Over the last two decades, science has shown that the first 1,000-day window, the time between conception and a child’s second birthday, is most critical for brain development and when good nutrition has the greatest influence on future health. For the first time, the most recent Dietary Guidelines for Americans (2020-2025) includes recommendations for infants, toddlers, and pregnant and lactating women in this pivotal period.
What is less well known is awareness and adoption of the recommendations in the Dietary Guidelines among Black pregnant and postpartum people, and the supports and barriers they experience in meeting the recommendations. To improve our advocacy and nutrition education efforts, 1,000 Days strove to understand sources of nutrition information during the first 1,000-day window and gaps in culturally relevant communications about healthy diets. Through a combination of qualitative research methods, including surveys and an environmental scan, we listened to over 225 Black pregnant and birthing people about their perceptions of their health, when and how they received nutrition information related to their pregnancy, and their preferred sources of information.
During these valuable listening opportunities, we heard that:
- The majority (44%) learned about nutritious foods and the importance of vitamins and minerals in the first trimester, and about one-third learned about these topics 1 year or more before conception.
- Pregnant women received information from their healthcare providers, followed by family members, friends, or neighbors, and from online sources.
- Their preferred source of information and advice was from their healthcare providers.

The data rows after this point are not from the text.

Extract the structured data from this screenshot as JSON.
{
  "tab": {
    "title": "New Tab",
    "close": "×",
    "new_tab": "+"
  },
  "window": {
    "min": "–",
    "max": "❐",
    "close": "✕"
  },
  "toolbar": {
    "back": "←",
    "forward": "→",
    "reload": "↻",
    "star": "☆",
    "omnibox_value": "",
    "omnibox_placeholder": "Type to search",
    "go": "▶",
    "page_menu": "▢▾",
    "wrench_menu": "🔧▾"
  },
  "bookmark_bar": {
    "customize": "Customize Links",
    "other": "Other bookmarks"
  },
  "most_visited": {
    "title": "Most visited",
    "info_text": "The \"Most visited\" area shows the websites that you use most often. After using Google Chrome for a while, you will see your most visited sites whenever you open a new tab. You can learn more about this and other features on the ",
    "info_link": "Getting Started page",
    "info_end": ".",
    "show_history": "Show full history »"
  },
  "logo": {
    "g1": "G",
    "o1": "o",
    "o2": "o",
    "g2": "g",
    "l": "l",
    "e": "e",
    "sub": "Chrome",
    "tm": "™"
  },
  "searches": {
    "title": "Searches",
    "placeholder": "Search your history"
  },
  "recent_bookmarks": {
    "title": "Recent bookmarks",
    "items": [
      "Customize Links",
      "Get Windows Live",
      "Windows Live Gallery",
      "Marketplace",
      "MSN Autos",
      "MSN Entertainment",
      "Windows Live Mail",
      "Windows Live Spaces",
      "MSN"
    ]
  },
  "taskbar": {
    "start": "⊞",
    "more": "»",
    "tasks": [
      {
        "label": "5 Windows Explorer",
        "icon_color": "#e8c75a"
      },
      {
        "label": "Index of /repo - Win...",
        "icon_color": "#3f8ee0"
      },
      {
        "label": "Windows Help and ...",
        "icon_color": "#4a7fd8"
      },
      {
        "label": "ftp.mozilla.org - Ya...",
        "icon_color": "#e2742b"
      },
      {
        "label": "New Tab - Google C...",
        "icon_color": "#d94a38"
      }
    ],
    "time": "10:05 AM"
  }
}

They highly valued nutrition information from their doctors and wanted to receive more.
- Many (67%) wished they had the opportunity to work with a Registered Dietitian Nutritionist and/or a Prenatal Nutrition Specialist.
- Social media emerged as a priority source of nutrition in pregnancy information for Gen Z mothers.
We also found that the type of information is important. Black pregnant and birthing people are looking for nutrition knowledge and they need help cutting through the inconsistencies that exist. They are also looking for information that reflects life circumstances and is culturally relevant. The complete survey results can be found in the 1,000 Days resources.
Last year, the American Journal of Public Health released a special series that identified opportunities to unlock the untapped potential of the first 1,000-day window by closing data gaps, enhancing promising programs, strengthening policies and uniting around this powerful window of growth and development. In addition to creating supportive environments and investing in federal nutrition programs, we also need to translate science-based recommendations into actionable, understandable, and culturally relevant messages for healthcare providers to share with families.
1,000 Days remains dedicated to our mission of making the health and well-being of women and children in the first 1,000 days, from pregnancy to two years of age, a policy, funding and programmatic priority. Now is the time to invest in federal nutrition programs, health care provider training, maternal and child health and services, and the development of culturally relevant and actionable guidance for families. Achieving nutrition security during the first 1,000 days will require federal investments, multisector collaboration, advocacy, and action to fully support families where they live, learn, work, play, and gather